INFORMATION: Begin

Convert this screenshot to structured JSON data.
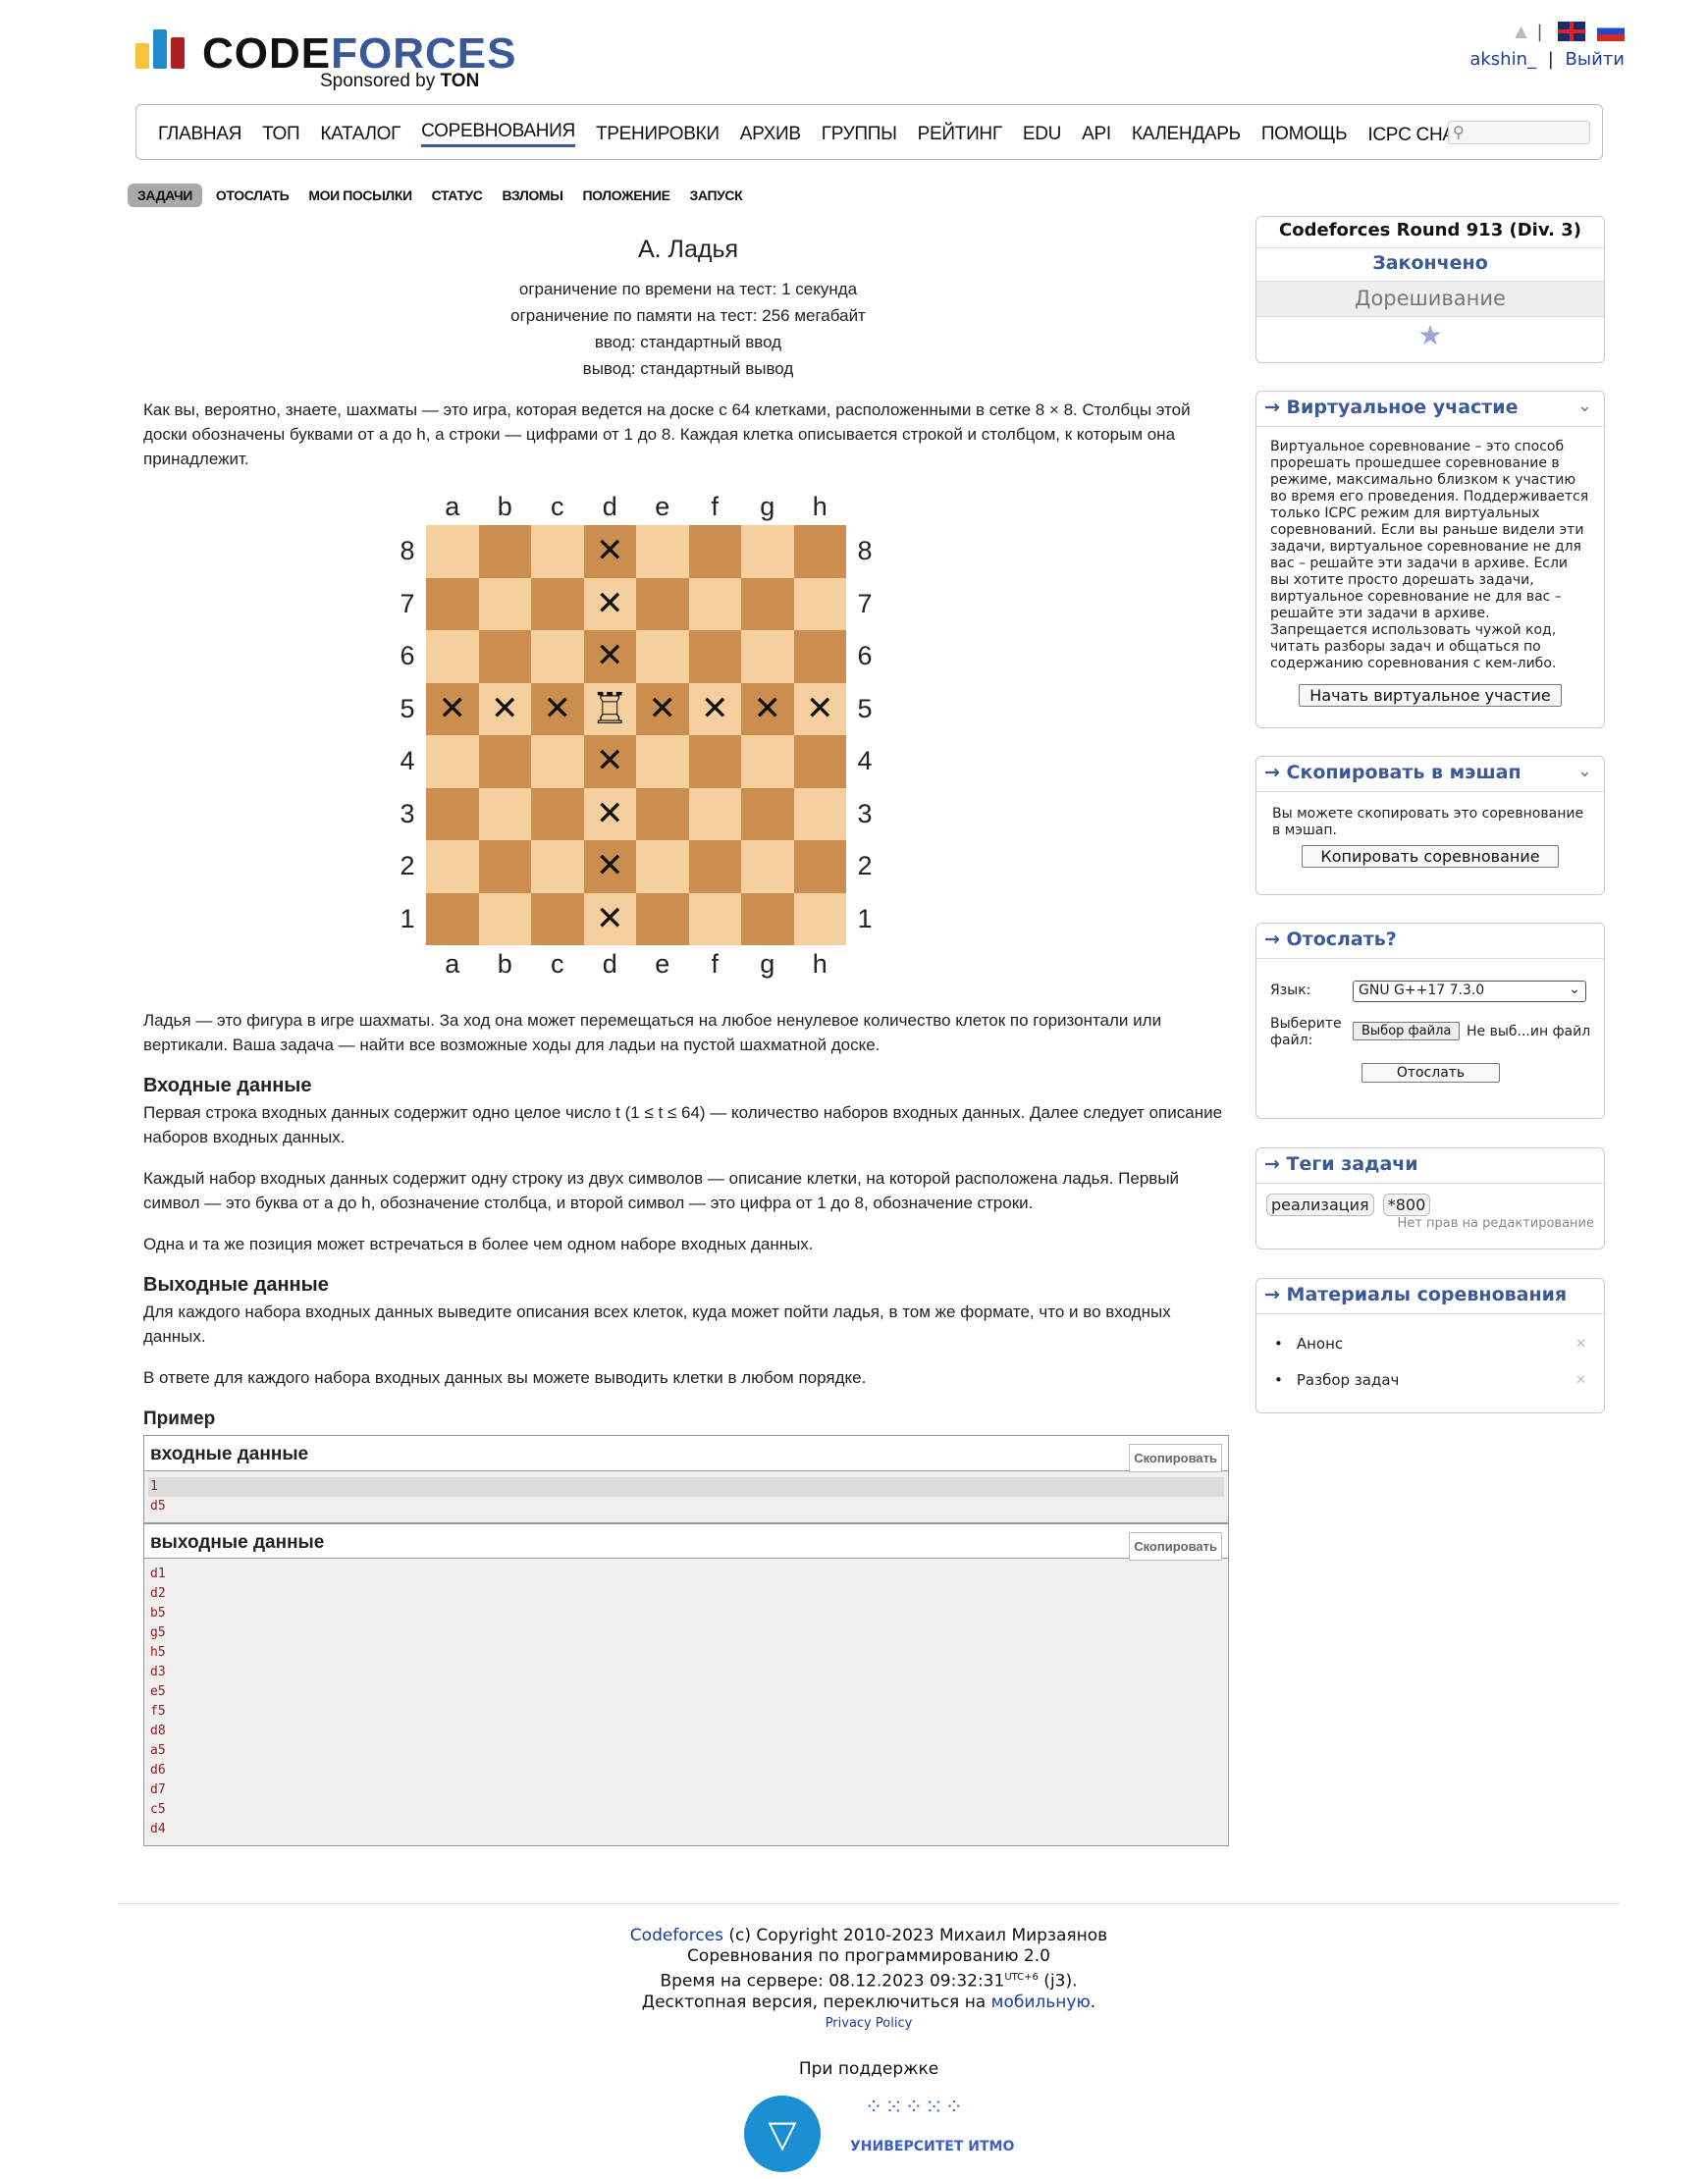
{
  "header": {
    "logo_word_1": "CODE",
    "logo_word_2": "FORCES",
    "sponsor_prefix": "Sponsored by",
    "sponsor_name": "TON",
    "user": "akshin_",
    "separator": "|",
    "logout": "Выйти"
  },
  "menu": [
    "ГЛАВНАЯ",
    "ТОП",
    "КАТАЛОГ",
    "СОРЕВНОВАНИЯ",
    "ТРЕНИРОВКИ",
    "АРХИВ",
    "ГРУППЫ",
    "РЕЙТИНГ",
    "EDU",
    "API",
    "КАЛЕНДАРЬ",
    "ПОМОЩЬ",
    "ICPC CHALLENGE"
  ],
  "submenu": [
    "ЗАДАЧИ",
    "ОТОСЛАТЬ",
    "МОИ ПОСЫЛКИ",
    "СТАТУС",
    "ВЗЛОМЫ",
    "ПОЛОЖЕНИЕ",
    "ЗАПУСК"
  ],
  "problem": {
    "title": "A. Ладья",
    "time_limit": "ограничение по времени на тест: 1 секунда",
    "memory_limit": "ограничение по памяти на тест: 256 мегабайт",
    "input": "ввод: стандартный ввод",
    "output": "вывод: стандартный вывод",
    "intro": "Как вы, вероятно, знаете, шахматы — это игра, которая ведется на доске с 64 клетками, расположенными в сетке 8 × 8. Столбцы этой доски обозначены буквами от a до h, а строки — цифрами от 1 до 8. Каждая клетка описывается строкой и столбцом, к которым она принадлежит.",
    "rook_text": "Ладья — это фигура в игре шахматы. За ход она может перемещаться на любое ненулевое количество клеток по горизонтали или вертикали. Ваша задача — найти все возможные ходы для ладьи на пустой шахматной доске.",
    "input_title": "Входные данные",
    "input_p1": "Первая строка входных данных содержит одно целое число t (1 ≤ t ≤ 64) — количество наборов входных данных. Далее следует описание наборов входных данных.",
    "input_p2": "Каждый набор входных данных содержит одну строку из двух символов — описание клетки, на которой расположена ладья. Первый символ — это буква от a до h, обозначение столбца, и второй символ — это цифра от 1 до 8, обозначение строки.",
    "input_p3": "Одна и та же позиция может встречаться в более чем одном наборе входных данных.",
    "output_title": "Выходные данные",
    "output_p1": "Для каждого набора входных данных выведите описания всех клеток, куда может пойти ладья, в том же формате, что и во входных данных.",
    "output_p2": "В ответе для каждого набора входных данных вы можете выводить клетки в любом порядке.",
    "example_title": "Пример",
    "input_label": "входные  данные",
    "output_label": "выходные  данные",
    "copy": "Скопировать",
    "sample_input": [
      "1",
      "d5"
    ],
    "sample_output": [
      "d1",
      "d2",
      "b5",
      "g5",
      "h5",
      "d3",
      "e5",
      "f5",
      "d8",
      "a5",
      "d6",
      "d7",
      "c5",
      "d4"
    ]
  },
  "board": {
    "files": [
      "a",
      "b",
      "c",
      "d",
      "e",
      "f",
      "g",
      "h"
    ],
    "ranks": [
      "8",
      "7",
      "6",
      "5",
      "4",
      "3",
      "2",
      "1"
    ],
    "rook_square": "d5",
    "colors": {
      "light": "#f5d09e",
      "dark": "#cc8e4e"
    }
  },
  "sidebar": {
    "contest_name": "Codeforces Round 913 (Div. 3)",
    "status": "Закончено",
    "upsolving": "Дорешивание",
    "virtual_title": "→ Виртуальное участие",
    "virtual_text": "Виртуальное соревнование – это способ прорешать прошедшее соревнование в режиме, максимально близком к участию во время его проведения. Поддерживается только ICPC режим для виртуальных соревнований. Если вы раньше видели эти задачи, виртуальное соревнование не для вас – решайте эти задачи в архиве. Если вы хотите просто дорешать задачи, виртуальное соревнование не для вас – решайте эти задачи в архиве. Запрещается использовать чужой код, читать разборы задач и общаться по содержанию соревнования с кем-либо.",
    "virtual_button": "Начать виртуальное участие",
    "mashup_title": "→ Скопировать в мэшап",
    "mashup_text": "Вы можете скопировать это соревнование в мэшап.",
    "mashup_button": "Копировать соревнование",
    "submit_title": "→ Отослать?",
    "lang_label": "Язык:",
    "lang_value": "GNU G++17 7.3.0",
    "file_label": "Выберите файл:",
    "file_button": "Выбор файла",
    "file_status": "Не выб...ин файл",
    "submit_button": "Отослать",
    "tags_title": "→ Теги задачи",
    "tags": [
      "реализация",
      "*800"
    ],
    "tags_note": "Нет прав на редактирование",
    "materials_title": "→ Материалы соревнования",
    "materials": [
      "Анонс",
      "Разбор задач"
    ]
  },
  "footer": {
    "line1_link": "Codeforces",
    "line1_rest": " (c) Copyright 2010-2023 Михаил Мирзаянов",
    "line2": "Соревнования по программированию 2.0",
    "line3_prefix": "Время на сервере: 08.12.2023 09:32:31",
    "line3_sup": "UTC+6",
    "line3_suffix": " (j3).",
    "line4_prefix": "Десктопная версия, переключиться на ",
    "line4_link": "мобильную",
    "line4_suffix": ".",
    "privacy": "Privacy Policy",
    "support": "При поддержке",
    "itmo": "УНИВЕРСИТЕТ ИТМО"
  }
}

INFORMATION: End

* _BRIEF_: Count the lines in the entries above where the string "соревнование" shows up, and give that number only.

* _TASK OUTPUT_: 3